a. Deconfliction. They don't coexist. Whichever one happens to run first will work,
and the rest of them spew confusing messages.
b. Getting everyone on the same page. There's no need for three of these things. Who
would argue that each edition/spin needs to have their own /dev/urandom swap setup
scripts, with completely different configuration files? if swap on zram is a basic thing,
and I think it is, then users should be able to understand it, consistently, across the
distribution, and not need a secret decoder ring to figuring out how to configure it on
each edition and spin.
c. Why Rust discussed in this thread a year and a half ago.
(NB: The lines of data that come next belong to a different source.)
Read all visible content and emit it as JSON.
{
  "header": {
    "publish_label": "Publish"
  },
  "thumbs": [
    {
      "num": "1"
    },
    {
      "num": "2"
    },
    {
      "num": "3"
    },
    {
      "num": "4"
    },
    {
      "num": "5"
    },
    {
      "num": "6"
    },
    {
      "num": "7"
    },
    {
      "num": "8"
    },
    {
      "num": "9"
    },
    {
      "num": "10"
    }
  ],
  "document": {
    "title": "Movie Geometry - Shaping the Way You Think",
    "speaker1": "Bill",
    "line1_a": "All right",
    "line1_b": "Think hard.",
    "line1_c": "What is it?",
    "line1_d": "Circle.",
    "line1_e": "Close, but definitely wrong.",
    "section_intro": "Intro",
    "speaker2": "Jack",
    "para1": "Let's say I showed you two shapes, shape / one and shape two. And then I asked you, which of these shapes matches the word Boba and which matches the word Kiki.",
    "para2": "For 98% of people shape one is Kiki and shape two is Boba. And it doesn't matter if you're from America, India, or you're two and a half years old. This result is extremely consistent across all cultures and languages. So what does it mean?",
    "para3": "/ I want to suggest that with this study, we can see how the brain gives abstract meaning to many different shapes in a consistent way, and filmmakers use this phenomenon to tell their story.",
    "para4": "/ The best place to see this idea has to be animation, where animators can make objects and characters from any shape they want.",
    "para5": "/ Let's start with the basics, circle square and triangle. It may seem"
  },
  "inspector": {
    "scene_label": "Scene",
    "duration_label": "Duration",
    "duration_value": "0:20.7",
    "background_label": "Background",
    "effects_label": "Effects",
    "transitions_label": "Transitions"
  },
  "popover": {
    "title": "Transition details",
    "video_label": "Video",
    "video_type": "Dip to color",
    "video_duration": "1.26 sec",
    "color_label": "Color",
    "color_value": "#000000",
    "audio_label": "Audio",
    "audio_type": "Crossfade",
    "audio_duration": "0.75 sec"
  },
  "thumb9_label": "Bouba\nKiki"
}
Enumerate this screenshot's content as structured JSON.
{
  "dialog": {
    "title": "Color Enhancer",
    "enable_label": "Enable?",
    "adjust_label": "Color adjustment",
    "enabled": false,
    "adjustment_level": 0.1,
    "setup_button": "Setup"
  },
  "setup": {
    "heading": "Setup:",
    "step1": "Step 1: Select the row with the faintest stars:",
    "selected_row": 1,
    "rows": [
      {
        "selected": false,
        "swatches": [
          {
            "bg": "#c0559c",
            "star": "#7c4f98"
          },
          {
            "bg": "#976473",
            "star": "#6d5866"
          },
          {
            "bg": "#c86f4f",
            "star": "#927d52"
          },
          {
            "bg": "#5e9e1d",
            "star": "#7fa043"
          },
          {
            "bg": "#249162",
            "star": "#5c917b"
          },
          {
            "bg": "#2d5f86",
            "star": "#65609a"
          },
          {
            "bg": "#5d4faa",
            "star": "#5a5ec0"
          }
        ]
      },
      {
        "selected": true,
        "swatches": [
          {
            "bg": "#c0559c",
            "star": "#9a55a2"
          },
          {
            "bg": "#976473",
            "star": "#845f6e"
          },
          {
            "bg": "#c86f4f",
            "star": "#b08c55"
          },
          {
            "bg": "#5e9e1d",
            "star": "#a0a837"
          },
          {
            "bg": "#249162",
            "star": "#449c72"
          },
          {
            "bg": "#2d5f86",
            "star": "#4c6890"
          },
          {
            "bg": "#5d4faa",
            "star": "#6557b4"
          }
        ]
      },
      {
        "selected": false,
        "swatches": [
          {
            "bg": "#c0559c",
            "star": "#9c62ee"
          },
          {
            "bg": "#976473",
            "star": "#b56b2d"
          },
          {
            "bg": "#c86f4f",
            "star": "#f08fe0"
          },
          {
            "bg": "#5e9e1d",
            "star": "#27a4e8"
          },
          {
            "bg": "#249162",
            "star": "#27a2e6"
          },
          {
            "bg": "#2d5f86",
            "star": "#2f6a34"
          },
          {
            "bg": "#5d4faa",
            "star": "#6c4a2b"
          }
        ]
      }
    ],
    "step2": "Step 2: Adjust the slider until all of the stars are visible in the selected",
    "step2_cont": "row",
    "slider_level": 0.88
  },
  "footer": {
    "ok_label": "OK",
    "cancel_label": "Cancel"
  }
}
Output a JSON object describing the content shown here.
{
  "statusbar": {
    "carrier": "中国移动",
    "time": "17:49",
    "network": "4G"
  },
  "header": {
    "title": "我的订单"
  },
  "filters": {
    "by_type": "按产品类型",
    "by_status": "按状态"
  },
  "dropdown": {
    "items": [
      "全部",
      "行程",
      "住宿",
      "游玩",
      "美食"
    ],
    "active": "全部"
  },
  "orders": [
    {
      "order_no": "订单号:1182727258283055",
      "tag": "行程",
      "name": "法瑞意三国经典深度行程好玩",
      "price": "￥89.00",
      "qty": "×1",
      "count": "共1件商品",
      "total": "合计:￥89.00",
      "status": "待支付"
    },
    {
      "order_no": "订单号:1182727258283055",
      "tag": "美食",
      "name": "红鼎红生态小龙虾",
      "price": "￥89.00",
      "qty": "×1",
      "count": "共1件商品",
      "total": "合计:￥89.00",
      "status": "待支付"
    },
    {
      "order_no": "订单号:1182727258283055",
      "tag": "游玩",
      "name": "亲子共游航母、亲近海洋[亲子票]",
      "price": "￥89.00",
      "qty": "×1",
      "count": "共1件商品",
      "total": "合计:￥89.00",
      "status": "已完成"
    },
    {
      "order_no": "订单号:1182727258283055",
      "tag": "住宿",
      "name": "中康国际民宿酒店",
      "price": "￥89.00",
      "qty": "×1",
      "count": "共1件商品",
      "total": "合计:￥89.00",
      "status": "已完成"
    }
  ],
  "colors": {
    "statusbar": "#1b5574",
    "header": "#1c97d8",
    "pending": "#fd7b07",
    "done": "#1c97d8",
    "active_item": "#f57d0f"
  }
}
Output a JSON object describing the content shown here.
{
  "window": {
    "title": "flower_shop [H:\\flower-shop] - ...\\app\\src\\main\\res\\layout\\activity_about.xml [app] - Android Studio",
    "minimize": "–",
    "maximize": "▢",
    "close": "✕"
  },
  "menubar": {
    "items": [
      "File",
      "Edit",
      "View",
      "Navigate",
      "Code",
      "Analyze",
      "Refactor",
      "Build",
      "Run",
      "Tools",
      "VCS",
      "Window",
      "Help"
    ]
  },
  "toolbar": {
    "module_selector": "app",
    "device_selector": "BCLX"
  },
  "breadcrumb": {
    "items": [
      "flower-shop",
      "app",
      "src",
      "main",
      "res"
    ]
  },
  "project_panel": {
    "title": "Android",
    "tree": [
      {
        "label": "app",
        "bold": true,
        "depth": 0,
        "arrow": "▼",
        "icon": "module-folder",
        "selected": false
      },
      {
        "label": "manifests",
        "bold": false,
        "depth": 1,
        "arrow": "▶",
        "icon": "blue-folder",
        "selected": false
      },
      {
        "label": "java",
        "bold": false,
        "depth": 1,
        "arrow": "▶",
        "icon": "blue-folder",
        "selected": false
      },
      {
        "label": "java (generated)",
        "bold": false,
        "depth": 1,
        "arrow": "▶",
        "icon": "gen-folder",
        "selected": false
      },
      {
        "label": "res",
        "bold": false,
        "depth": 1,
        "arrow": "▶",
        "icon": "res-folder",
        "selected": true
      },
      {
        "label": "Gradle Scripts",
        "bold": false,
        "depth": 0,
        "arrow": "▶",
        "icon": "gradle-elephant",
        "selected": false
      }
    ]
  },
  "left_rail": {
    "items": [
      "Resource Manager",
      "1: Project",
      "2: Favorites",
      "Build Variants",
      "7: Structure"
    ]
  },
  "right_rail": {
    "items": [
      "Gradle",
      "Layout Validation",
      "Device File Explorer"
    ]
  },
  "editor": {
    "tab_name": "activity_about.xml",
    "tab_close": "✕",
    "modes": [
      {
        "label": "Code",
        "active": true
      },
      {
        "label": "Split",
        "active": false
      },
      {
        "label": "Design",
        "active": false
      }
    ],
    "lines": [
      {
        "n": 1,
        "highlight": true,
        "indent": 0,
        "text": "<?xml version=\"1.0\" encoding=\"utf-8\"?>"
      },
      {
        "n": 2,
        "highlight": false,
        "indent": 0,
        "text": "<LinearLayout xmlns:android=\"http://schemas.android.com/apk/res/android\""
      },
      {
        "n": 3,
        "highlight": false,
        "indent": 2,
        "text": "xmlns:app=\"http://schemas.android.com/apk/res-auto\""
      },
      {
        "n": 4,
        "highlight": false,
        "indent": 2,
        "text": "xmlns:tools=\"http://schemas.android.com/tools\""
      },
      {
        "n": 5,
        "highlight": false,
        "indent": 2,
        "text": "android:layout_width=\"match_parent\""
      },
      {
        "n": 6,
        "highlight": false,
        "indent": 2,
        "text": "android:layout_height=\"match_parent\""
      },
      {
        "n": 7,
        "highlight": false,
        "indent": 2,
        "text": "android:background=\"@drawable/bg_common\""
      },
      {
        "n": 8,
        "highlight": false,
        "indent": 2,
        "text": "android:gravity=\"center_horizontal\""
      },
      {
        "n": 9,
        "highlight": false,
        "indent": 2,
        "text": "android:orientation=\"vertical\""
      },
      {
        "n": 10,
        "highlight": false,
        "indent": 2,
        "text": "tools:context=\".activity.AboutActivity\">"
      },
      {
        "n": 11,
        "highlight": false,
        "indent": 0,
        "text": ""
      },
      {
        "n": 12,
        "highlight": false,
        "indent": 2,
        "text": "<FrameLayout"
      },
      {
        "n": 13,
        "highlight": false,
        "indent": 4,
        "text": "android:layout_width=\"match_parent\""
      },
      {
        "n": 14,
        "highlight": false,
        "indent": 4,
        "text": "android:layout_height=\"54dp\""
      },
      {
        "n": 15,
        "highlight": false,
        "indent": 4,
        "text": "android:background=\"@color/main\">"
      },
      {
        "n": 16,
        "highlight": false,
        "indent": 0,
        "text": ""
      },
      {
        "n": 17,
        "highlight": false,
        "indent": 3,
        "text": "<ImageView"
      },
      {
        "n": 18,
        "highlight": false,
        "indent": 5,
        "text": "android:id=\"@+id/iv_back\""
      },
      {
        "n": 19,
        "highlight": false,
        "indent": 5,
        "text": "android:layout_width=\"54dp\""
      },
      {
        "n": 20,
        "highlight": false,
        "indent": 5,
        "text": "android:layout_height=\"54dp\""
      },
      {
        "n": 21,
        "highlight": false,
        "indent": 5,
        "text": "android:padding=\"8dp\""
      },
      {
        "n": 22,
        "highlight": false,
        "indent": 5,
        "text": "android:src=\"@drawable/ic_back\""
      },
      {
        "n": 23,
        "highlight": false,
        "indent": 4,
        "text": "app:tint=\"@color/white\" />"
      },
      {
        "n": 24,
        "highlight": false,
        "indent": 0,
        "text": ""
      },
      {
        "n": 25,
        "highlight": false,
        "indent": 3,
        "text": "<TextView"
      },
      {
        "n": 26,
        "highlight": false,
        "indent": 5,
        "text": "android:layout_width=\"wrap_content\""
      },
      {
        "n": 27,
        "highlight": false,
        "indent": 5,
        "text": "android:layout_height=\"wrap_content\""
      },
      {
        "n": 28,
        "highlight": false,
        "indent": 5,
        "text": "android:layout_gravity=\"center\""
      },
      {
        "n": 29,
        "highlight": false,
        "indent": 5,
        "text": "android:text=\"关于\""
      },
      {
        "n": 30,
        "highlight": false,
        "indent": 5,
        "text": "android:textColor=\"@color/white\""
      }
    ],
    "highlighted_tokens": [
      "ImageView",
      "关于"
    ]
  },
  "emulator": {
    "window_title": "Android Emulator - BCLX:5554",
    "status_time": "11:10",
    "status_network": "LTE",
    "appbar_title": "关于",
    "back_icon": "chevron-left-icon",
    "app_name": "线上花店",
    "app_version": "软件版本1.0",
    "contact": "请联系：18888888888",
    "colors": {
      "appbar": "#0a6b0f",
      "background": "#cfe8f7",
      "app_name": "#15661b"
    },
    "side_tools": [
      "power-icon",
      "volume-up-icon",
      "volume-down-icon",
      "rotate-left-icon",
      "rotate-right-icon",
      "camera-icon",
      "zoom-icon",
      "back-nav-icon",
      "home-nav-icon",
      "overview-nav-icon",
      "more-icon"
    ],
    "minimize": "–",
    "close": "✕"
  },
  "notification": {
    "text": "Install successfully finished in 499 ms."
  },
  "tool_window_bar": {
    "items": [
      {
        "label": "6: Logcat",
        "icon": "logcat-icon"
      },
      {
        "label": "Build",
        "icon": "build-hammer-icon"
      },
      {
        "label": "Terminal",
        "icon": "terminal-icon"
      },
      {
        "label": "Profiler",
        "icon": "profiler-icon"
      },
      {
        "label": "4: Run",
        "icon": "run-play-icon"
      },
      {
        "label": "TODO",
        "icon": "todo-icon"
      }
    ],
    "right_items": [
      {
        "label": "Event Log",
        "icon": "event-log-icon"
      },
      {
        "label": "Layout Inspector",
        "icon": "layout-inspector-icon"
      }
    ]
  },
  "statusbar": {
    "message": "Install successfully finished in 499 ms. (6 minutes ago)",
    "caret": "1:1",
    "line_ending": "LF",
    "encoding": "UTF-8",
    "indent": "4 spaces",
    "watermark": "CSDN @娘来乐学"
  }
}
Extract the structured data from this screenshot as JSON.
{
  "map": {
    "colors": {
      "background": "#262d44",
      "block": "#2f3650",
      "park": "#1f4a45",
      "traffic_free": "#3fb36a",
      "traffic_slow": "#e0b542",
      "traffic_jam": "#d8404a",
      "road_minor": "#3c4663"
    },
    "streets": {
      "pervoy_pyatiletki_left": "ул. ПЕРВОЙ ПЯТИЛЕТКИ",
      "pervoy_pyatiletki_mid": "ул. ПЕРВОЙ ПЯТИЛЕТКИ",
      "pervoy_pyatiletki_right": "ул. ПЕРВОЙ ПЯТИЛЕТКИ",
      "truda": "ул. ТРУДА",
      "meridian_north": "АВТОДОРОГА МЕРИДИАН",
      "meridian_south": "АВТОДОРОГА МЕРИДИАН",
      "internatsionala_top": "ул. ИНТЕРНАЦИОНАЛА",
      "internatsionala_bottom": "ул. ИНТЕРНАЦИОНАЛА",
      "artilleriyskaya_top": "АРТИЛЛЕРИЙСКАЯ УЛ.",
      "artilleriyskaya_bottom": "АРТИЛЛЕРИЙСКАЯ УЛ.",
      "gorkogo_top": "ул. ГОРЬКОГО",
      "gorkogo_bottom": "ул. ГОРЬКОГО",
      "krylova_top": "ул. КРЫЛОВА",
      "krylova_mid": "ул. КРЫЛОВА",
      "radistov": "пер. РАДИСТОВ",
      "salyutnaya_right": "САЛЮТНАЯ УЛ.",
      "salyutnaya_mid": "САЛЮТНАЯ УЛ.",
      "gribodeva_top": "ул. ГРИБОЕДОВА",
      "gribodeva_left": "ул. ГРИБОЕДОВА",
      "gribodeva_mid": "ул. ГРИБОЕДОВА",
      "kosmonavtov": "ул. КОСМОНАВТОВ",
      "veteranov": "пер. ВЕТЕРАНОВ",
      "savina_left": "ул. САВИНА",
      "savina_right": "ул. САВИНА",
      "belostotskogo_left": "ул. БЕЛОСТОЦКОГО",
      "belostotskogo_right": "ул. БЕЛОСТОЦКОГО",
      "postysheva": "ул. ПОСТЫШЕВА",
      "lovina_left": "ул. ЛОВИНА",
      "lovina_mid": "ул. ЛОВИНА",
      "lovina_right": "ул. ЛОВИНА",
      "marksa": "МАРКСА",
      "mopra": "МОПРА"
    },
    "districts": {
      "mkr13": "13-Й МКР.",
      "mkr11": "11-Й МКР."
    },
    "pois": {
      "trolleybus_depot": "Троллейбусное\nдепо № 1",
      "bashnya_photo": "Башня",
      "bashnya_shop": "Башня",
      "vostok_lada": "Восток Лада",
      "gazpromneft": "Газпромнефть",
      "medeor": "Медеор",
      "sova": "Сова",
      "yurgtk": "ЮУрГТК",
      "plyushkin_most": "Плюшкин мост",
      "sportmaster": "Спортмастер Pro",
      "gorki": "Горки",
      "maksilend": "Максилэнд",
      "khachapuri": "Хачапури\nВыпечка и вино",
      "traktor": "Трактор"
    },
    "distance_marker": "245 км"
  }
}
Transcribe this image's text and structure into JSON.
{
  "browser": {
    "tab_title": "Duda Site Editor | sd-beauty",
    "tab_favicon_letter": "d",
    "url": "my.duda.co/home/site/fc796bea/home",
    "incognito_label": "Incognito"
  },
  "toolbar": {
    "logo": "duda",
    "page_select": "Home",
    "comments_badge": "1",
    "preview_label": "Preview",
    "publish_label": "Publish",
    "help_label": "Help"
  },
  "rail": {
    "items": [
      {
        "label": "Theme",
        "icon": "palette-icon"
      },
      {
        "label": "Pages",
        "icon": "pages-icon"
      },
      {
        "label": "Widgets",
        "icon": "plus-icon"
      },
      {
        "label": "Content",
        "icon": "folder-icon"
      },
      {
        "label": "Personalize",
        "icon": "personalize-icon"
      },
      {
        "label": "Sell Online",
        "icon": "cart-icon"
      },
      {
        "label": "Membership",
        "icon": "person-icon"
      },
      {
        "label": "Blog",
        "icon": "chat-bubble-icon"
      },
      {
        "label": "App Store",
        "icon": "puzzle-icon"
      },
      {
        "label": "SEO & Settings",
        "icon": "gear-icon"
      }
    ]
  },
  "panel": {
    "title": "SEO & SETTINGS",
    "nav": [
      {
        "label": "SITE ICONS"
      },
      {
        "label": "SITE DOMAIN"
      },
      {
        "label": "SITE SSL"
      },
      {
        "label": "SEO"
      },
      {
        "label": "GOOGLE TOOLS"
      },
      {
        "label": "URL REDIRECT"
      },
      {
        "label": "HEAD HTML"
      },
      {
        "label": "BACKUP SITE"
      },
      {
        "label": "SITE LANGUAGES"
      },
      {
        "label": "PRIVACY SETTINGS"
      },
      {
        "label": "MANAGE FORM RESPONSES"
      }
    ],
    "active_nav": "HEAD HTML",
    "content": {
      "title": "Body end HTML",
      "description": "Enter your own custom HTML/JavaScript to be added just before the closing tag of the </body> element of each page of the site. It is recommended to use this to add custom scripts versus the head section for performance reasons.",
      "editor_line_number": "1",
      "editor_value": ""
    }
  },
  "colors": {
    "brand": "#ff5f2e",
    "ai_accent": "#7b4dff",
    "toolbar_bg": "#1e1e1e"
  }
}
But the Rust part is not as
interesting and useful as the "is a generator" part, it's using an existing
systemd facility well suited for this purpose, and uses existing systemd function to load
the kernel module, do mkswap, and swapon, so there is a decent amount of code reuse.
d. There is a possibility systemd/zram-generator can be adopted across distributions, and
is in a position of being more upstream than the other options so far. And that makes this
even more a defacto standard and simpler for users.